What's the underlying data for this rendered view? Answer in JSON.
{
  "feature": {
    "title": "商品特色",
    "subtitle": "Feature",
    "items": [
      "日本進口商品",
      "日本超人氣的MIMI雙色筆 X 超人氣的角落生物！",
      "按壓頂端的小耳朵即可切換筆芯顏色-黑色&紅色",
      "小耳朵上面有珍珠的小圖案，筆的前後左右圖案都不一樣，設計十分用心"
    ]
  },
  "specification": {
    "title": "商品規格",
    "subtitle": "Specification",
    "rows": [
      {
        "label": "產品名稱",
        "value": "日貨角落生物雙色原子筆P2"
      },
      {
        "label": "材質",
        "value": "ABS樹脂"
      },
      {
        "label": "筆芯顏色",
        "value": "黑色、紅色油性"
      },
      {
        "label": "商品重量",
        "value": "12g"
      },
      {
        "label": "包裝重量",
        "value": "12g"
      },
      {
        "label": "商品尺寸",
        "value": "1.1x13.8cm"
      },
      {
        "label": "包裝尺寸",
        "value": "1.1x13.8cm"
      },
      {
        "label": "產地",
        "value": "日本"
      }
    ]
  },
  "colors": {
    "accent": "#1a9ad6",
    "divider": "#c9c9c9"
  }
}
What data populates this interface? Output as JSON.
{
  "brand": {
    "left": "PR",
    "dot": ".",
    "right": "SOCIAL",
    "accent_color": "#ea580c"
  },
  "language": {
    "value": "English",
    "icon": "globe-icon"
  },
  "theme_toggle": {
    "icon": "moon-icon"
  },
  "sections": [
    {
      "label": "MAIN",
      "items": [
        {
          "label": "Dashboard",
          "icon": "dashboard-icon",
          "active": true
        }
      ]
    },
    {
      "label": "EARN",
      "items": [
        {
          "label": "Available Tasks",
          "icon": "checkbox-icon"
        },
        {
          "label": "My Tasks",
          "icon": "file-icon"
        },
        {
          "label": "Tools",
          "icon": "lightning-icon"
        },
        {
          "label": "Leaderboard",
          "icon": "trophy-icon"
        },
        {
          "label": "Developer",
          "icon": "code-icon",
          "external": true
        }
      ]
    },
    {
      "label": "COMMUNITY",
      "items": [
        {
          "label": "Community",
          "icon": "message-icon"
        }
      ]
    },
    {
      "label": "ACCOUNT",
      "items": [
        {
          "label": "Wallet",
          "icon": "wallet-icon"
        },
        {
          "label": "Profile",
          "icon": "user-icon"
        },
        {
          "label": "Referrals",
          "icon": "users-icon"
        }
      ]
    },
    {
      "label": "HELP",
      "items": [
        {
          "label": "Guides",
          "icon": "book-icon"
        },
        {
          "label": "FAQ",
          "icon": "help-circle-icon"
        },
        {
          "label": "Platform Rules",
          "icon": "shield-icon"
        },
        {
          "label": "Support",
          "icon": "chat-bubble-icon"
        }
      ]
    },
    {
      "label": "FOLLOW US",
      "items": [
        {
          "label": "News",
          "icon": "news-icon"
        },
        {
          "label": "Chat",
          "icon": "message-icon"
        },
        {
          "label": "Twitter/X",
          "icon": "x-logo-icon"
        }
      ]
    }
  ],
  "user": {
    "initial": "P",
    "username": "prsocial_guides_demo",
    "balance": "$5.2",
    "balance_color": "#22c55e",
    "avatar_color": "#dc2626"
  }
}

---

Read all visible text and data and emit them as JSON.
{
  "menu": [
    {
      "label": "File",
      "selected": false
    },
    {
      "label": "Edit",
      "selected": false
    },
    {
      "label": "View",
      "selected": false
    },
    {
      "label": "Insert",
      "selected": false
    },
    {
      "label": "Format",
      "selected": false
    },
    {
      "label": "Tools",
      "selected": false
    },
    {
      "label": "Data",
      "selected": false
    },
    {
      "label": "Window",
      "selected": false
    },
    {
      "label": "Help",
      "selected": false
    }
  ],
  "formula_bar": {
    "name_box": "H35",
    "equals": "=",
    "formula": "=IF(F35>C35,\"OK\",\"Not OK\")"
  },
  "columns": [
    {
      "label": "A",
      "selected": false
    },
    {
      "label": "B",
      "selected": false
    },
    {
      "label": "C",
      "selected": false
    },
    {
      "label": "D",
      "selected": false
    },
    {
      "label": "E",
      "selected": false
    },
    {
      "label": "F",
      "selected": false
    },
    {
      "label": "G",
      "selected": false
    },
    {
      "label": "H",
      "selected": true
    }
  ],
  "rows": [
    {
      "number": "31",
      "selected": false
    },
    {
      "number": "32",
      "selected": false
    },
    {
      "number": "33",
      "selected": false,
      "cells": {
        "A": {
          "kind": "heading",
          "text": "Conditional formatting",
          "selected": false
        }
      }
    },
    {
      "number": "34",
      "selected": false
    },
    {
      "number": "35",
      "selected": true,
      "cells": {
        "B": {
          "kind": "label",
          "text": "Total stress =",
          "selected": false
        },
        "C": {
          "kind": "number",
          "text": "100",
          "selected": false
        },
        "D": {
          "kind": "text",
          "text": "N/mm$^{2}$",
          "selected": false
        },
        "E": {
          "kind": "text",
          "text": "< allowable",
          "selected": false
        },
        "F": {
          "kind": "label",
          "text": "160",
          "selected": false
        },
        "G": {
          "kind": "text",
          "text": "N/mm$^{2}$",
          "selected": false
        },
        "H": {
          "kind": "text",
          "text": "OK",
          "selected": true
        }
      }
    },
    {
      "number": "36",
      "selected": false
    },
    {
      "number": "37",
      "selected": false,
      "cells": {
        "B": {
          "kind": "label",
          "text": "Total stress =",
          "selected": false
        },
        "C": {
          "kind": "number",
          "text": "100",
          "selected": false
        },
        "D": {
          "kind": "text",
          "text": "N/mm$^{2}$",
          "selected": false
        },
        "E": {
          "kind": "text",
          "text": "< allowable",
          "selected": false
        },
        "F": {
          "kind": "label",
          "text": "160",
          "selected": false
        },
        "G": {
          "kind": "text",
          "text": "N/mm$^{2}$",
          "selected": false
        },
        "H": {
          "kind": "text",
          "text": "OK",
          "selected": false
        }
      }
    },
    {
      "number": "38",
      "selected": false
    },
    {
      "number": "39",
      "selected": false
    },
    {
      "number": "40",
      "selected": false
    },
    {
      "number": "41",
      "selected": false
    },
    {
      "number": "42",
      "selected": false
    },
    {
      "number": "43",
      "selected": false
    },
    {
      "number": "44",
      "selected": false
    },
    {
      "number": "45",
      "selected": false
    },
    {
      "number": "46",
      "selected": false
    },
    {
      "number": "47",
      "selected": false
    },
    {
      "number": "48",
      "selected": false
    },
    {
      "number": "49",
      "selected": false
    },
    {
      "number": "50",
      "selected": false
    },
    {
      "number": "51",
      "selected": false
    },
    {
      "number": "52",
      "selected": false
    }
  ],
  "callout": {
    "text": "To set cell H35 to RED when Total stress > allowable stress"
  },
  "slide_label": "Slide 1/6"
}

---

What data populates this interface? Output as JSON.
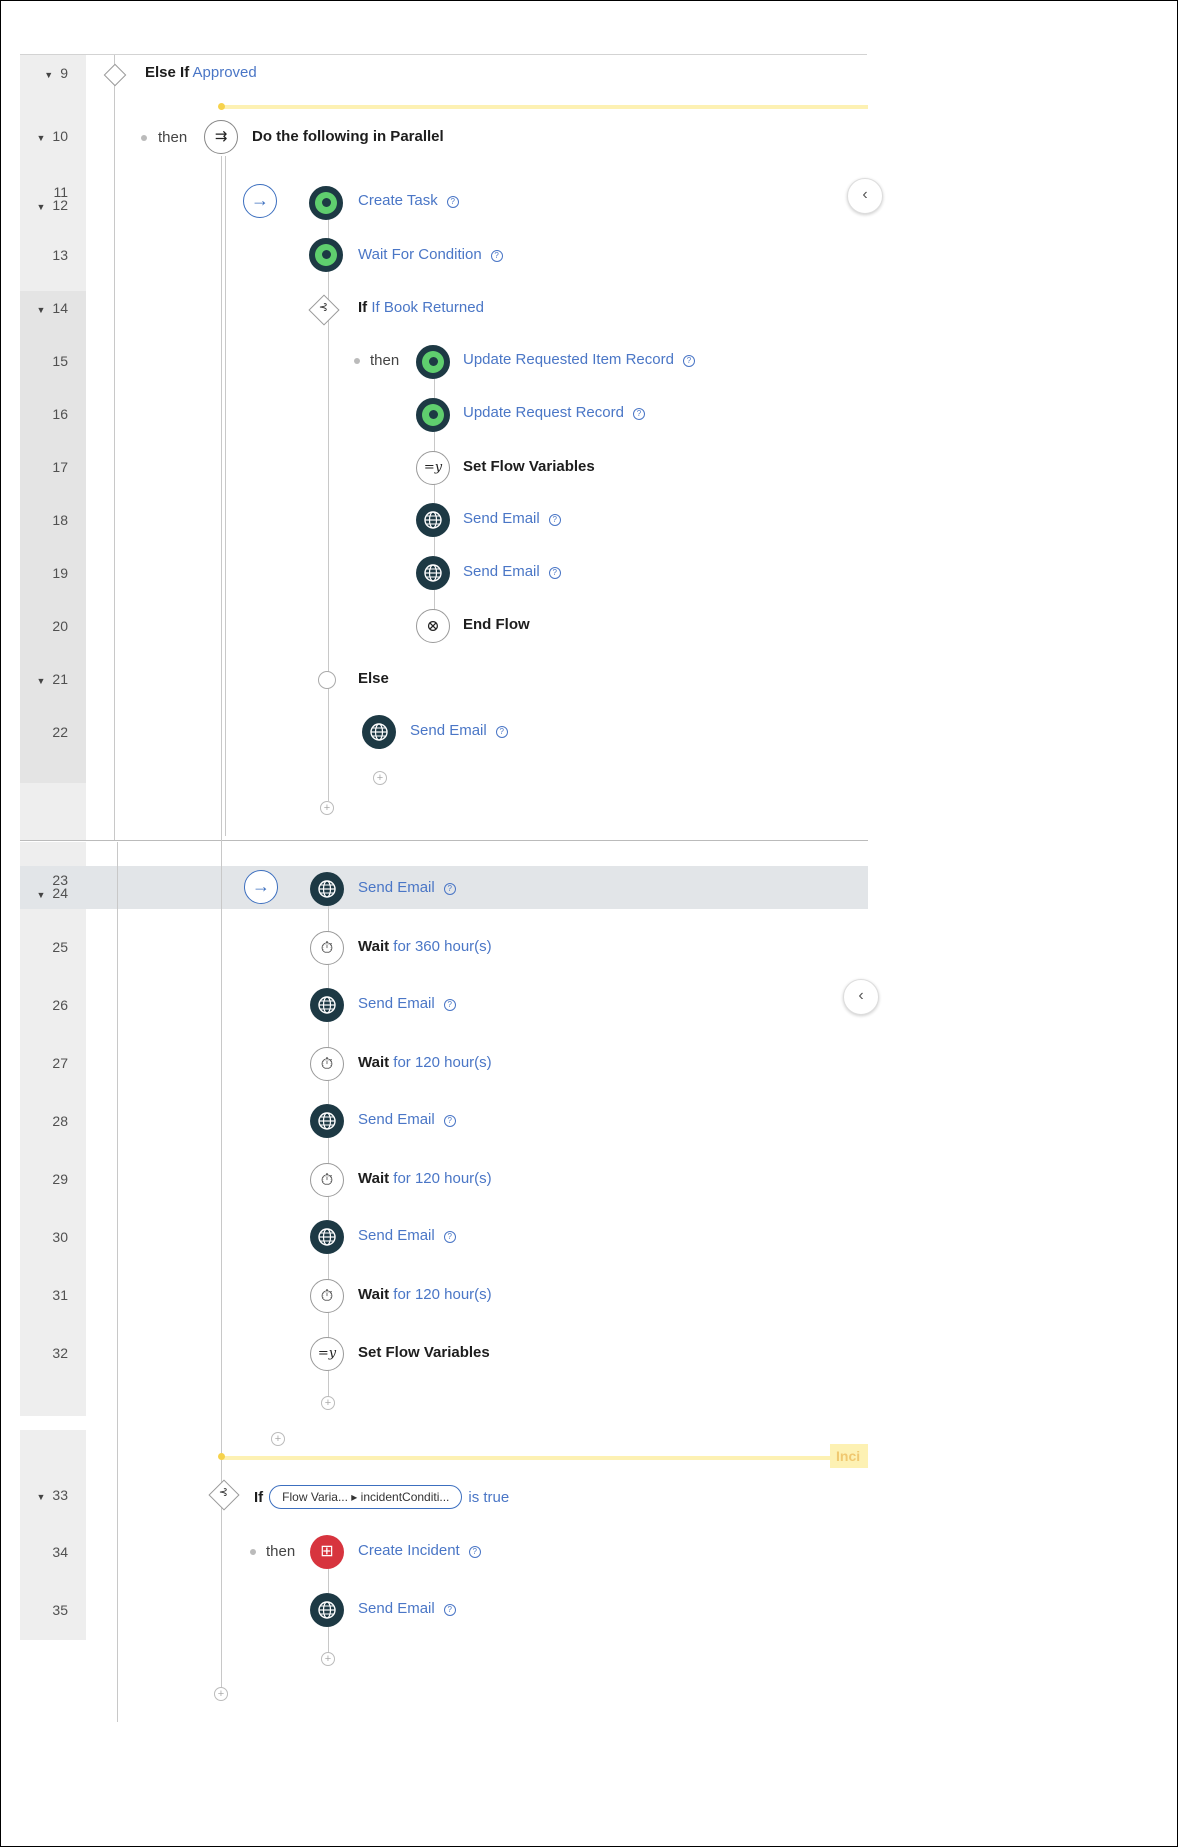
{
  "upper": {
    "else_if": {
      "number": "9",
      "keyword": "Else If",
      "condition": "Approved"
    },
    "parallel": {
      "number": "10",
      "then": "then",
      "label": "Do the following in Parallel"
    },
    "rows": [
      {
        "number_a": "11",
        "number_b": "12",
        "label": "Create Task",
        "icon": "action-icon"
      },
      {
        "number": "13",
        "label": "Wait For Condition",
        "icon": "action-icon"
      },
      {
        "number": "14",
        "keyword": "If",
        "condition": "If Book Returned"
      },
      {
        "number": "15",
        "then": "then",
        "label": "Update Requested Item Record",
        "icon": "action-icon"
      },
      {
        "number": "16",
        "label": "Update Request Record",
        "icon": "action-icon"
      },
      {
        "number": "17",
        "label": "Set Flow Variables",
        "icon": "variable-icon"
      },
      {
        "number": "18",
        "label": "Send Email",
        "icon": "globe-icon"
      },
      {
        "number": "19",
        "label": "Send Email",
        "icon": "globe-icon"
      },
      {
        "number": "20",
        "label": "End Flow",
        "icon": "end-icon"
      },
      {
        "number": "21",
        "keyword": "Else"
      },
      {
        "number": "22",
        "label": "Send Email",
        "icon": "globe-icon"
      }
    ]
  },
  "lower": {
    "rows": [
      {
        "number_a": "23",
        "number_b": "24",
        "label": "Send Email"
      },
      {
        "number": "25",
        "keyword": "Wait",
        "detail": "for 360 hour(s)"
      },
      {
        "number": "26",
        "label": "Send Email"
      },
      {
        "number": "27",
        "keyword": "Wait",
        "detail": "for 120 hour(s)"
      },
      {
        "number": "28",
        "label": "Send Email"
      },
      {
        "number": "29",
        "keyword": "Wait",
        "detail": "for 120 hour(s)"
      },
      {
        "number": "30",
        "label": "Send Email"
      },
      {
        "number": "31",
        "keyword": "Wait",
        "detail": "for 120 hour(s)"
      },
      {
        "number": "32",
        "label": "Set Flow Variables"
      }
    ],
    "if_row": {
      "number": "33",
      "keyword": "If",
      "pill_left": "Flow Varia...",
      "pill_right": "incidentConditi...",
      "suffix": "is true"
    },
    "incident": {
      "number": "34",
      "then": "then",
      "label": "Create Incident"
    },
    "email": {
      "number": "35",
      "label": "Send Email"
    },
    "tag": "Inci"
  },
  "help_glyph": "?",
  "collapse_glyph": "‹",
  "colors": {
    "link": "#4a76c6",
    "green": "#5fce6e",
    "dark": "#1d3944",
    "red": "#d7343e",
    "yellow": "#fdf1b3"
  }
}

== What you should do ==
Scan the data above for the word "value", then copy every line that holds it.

== Completed task ==
        "value": "日貨角落生物雙色原子筆P2"
        "value": "ABS樹脂"
        "value": "黑色、紅色油性"
        "value": "12g"
        "value": "12g"
        "value": "1.1x13.8cm"
        "value": "1.1x13.8cm"
        "value": "日本"
    "value": "English",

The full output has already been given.